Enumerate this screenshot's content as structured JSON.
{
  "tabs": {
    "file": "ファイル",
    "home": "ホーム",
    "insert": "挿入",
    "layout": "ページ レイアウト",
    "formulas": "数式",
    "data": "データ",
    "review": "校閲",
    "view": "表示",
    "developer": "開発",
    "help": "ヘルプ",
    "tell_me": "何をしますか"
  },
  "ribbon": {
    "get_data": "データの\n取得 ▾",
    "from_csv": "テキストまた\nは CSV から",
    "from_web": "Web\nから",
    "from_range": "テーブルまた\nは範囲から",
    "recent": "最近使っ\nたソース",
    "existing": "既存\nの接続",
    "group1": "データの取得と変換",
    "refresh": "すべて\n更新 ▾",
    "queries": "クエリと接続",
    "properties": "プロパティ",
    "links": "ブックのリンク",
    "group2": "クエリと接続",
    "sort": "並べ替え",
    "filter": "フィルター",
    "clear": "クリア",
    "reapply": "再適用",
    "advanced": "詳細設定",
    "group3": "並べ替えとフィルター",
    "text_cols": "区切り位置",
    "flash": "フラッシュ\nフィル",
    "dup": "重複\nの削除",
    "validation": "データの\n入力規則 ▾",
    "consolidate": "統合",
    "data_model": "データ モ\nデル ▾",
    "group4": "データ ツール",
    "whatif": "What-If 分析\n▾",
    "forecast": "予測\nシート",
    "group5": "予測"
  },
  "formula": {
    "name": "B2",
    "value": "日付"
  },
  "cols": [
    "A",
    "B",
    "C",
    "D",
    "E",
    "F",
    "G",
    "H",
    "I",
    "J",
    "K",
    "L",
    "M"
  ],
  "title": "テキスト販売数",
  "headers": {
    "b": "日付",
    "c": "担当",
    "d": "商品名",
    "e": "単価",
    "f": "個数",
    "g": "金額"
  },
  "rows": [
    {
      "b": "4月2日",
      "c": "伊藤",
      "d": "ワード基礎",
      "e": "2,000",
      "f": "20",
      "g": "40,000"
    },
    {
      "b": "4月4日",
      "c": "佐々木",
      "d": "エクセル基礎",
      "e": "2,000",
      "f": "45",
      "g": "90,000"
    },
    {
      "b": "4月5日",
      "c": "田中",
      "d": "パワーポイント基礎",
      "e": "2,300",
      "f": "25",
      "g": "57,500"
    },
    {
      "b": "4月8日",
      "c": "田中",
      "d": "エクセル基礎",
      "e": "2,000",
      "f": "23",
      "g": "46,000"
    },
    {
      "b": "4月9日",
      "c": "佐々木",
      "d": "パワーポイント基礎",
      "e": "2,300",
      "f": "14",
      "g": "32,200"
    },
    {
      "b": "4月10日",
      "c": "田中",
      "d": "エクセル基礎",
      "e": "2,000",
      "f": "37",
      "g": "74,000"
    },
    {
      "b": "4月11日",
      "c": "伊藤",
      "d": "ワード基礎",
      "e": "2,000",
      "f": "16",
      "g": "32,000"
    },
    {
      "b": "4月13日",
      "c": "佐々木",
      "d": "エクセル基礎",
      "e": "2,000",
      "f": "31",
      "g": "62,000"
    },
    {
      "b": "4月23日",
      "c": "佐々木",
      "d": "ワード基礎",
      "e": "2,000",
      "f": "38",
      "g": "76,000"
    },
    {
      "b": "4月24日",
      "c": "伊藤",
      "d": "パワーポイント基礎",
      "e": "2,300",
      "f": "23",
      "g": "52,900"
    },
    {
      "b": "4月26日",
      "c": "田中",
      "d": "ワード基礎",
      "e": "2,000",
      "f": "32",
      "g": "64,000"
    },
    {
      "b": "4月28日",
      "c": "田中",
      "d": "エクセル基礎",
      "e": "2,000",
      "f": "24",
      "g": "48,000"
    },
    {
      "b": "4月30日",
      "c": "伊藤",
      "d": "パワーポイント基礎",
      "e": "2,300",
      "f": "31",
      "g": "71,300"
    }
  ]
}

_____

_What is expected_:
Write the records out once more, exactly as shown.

_Result of the task_:
Enumerate this screenshot's content as structured JSON.
{
  "tabs": {
    "file": "ファイル",
    "home": "ホーム",
    "insert": "挿入",
    "layout": "ページ レイアウト",
    "formulas": "数式",
    "data": "データ",
    "review": "校閲",
    "view": "表示",
    "developer": "開発",
    "help": "ヘルプ",
    "tell_me": "何をしますか"
  },
  "ribbon": {
    "get_data": "データの\n取得 ▾",
    "from_csv": "テキストまた\nは CSV から",
    "from_web": "Web\nから",
    "from_range": "テーブルまた\nは範囲から",
    "recent": "最近使っ\nたソース",
    "existing": "既存\nの接続",
    "group1": "データの取得と変換",
    "refresh": "すべて\n更新 ▾",
    "queries": "クエリと接続",
    "properties": "プロパティ",
    "links": "ブックのリンク",
    "group2": "クエリと接続",
    "sort": "並べ替え",
    "filter": "フィルター",
    "clear": "クリア",
    "reapply": "再適用",
    "advanced": "詳細設定",
    "group3": "並べ替えとフィルター",
    "text_cols": "区切り位置",
    "flash": "フラッシュ\nフィル",
    "dup": "重複\nの削除",
    "validation": "データの\n入力規則 ▾",
    "consolidate": "統合",
    "data_model": "データ モ\nデル ▾",
    "group4": "データ ツール",
    "whatif": "What-If 分析\n▾",
    "forecast": "予測\nシート",
    "group5": "予測"
  },
  "formula": {
    "name": "B2",
    "value": "日付"
  },
  "cols": [
    "A",
    "B",
    "C",
    "D",
    "E",
    "F",
    "G",
    "H",
    "I",
    "J",
    "K",
    "L",
    "M"
  ],
  "title": "テキスト販売数",
  "headers": {
    "b": "日付",
    "c": "担当",
    "d": "商品名",
    "e": "単価",
    "f": "個数",
    "g": "金額"
  },
  "rows": [
    {
      "b": "4月2日",
      "c": "伊藤",
      "d": "ワード基礎",
      "e": "2,000",
      "f": "20",
      "g": "40,000"
    },
    {
      "b": "4月4日",
      "c": "佐々木",
      "d": "エクセル基礎",
      "e": "2,000",
      "f": "45",
      "g": "90,000"
    },
    {
      "b": "4月5日",
      "c": "田中",
      "d": "パワーポイント基礎",
      "e": "2,300",
      "f": "25",
      "g": "57,500"
    },
    {
      "b": "4月8日",
      "c": "田中",
      "d": "エクセル基礎",
      "e": "2,000",
      "f": "23",
      "g": "46,000"
    },
    {
      "b": "4月9日",
      "c": "佐々木",
      "d": "パワーポイント基礎",
      "e": "2,300",
      "f": "14",
      "g": "32,200"
    },
    {
      "b": "4月10日",
      "c": "田中",
      "d": "エクセル基礎",
      "e": "2,000",
      "f": "37",
      "g": "74,000"
    },
    {
      "b": "4月11日",
      "c": "伊藤",
      "d": "ワード基礎",
      "e": "2,000",
      "f": "16",
      "g": "32,000"
    },
    {
      "b": "4月13日",
      "c": "佐々木",
      "d": "エクセル基礎",
      "e": "2,000",
      "f": "31",
      "g": "62,000"
    },
    {
      "b": "4月23日",
      "c": "佐々木",
      "d": "ワード基礎",
      "e": "2,000",
      "f": "38",
      "g": "76,000"
    },
    {
      "b": "4月24日",
      "c": "伊藤",
      "d": "パワーポイント基礎",
      "e": "2,300",
      "f": "23",
      "g": "52,900"
    },
    {
      "b": "4月26日",
      "c": "田中",
      "d": "ワード基礎",
      "e": "2,000",
      "f": "32",
      "g": "64,000"
    },
    {
      "b": "4月28日",
      "c": "田中",
      "d": "エクセル基礎",
      "e": "2,000",
      "f": "24",
      "g": "48,000"
    },
    {
      "b": "4月30日",
      "c": "伊藤",
      "d": "パワーポイント基礎",
      "e": "2,300",
      "f": "31",
      "g": "71,300"
    }
  ]
}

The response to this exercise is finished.